◆ **Exercise requirements**: The result should be all the records, exact and complete, without a single picture.

◆ **Supplied information**:
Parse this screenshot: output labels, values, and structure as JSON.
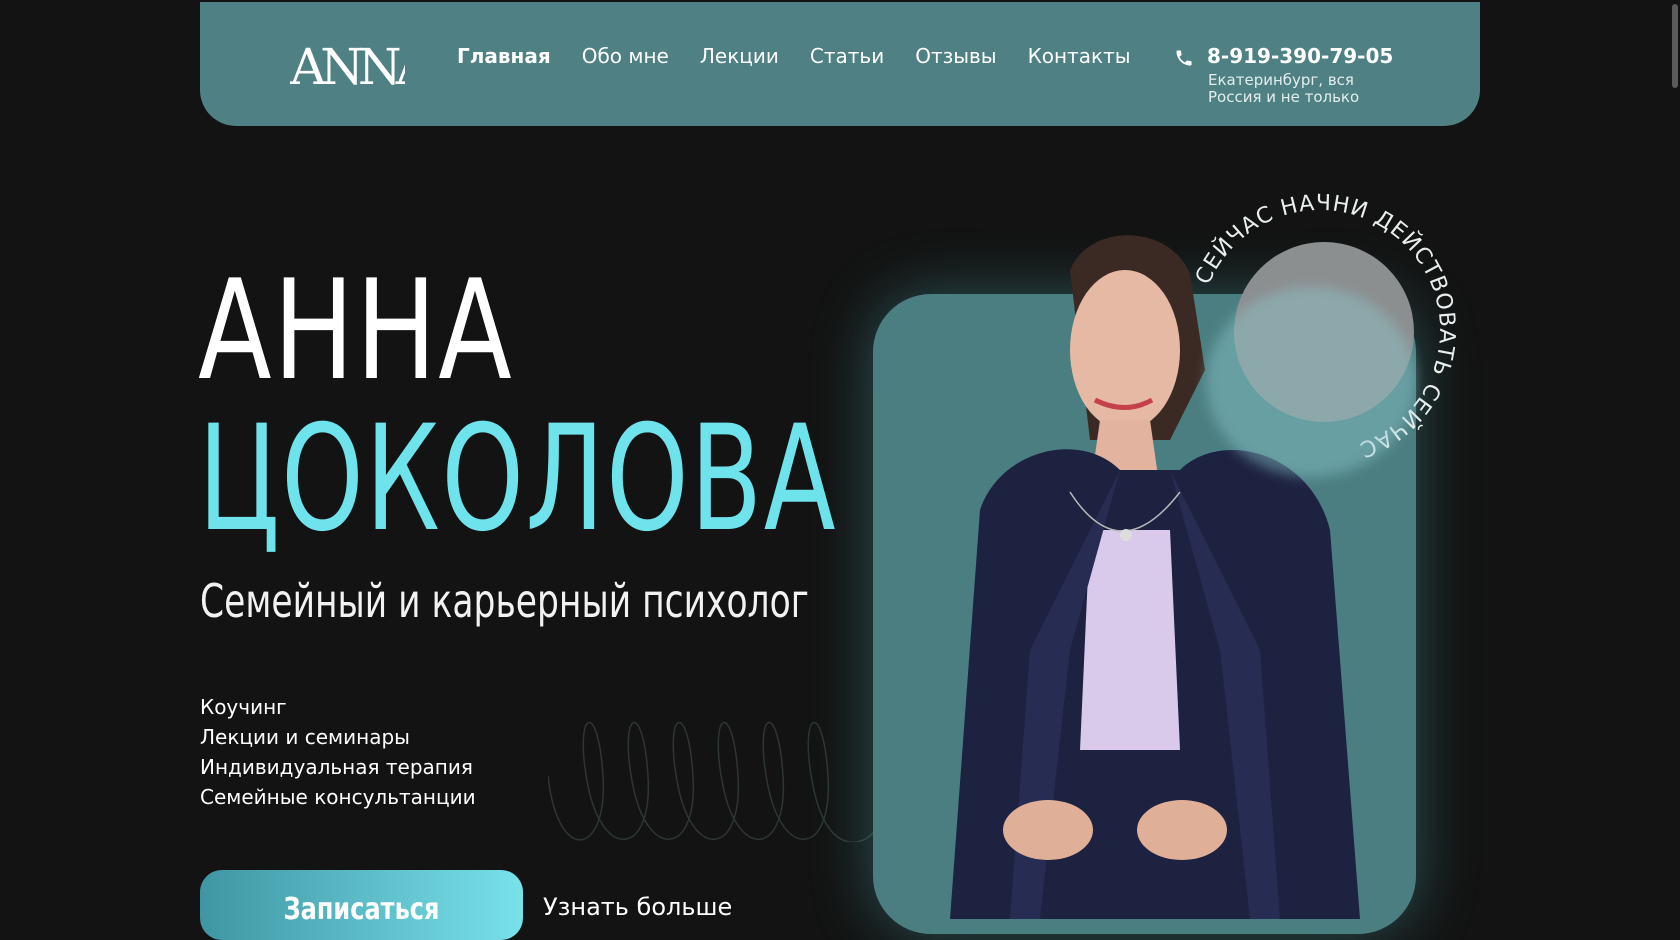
{
  "header": {
    "logo_text": "ANNA",
    "nav": [
      "Главная",
      "Обо мне",
      "Лекции",
      "Статьи",
      "Отзывы",
      "Контакты"
    ],
    "active_nav": "Главная",
    "phone": "8-919-390-79-05",
    "location": "Екатеринбург, вся Россия и не только"
  },
  "hero": {
    "first_name": "АННА",
    "last_name": "ЦОКОЛОВА",
    "subtitle": "Семейный и карьерный психолог",
    "services": [
      "Коучинг",
      "Лекции и семинары",
      "Индивидуальная терапия",
      "Семейные консультанции"
    ],
    "cta_label": "Записаться",
    "more_label": "Узнать больше",
    "ring_text": "СЕЙЧАС НАЧНИ ДЕЙСТВОВАТЬ СЕЙЧАС"
  },
  "colors": {
    "background": "#131313",
    "header": "#4f8083",
    "accent": "#6fe3ec",
    "photo_card": "#4b7e81"
  },
  "icons": [
    "phone-icon",
    "decorative-loops"
  ]
}
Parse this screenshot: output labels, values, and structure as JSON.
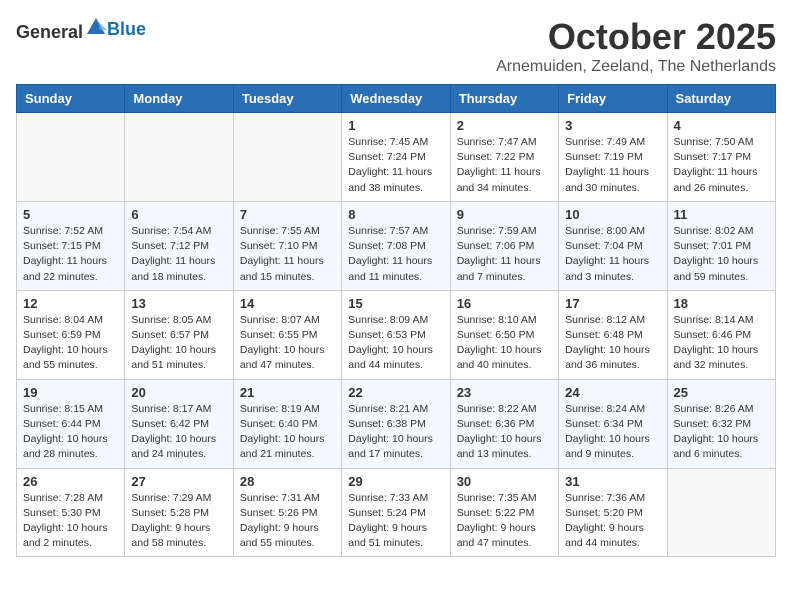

◆ **Task response**:
Parse this screenshot: output labels, values, and structure as JSON.
{
  "header": {
    "logo_text": "ANNA",
    "nav": [
      "Главная",
      "Обо мне",
      "Лекции",
      "Статьи",
      "Отзывы",
      "Контакты"
    ],
    "active_nav": "Главная",
    "phone": "8-919-390-79-05",
    "location": "Екатеринбург, вся Россия и не только"
  },
  "hero": {
    "first_name": "АННА",
    "last_name": "ЦОКОЛОВА",
    "subtitle": "Семейный и карьерный психолог",
    "services": [
      "Коучинг",
      "Лекции и семинары",
      "Индивидуальная терапия",
      "Семейные консультанции"
    ],
    "cta_label": "Записаться",
    "more_label": "Узнать больше",
    "ring_text": "СЕЙЧАС НАЧНИ ДЕЙСТВОВАТЬ СЕЙЧАС"
  },
  "colors": {
    "background": "#131313",
    "header": "#4f8083",
    "accent": "#6fe3ec",
    "photo_card": "#4b7e81"
  },
  "icons": [
    "phone-icon",
    "decorative-loops"
  ]
}
Parse this screenshot: output labels, values, and structure as JSON.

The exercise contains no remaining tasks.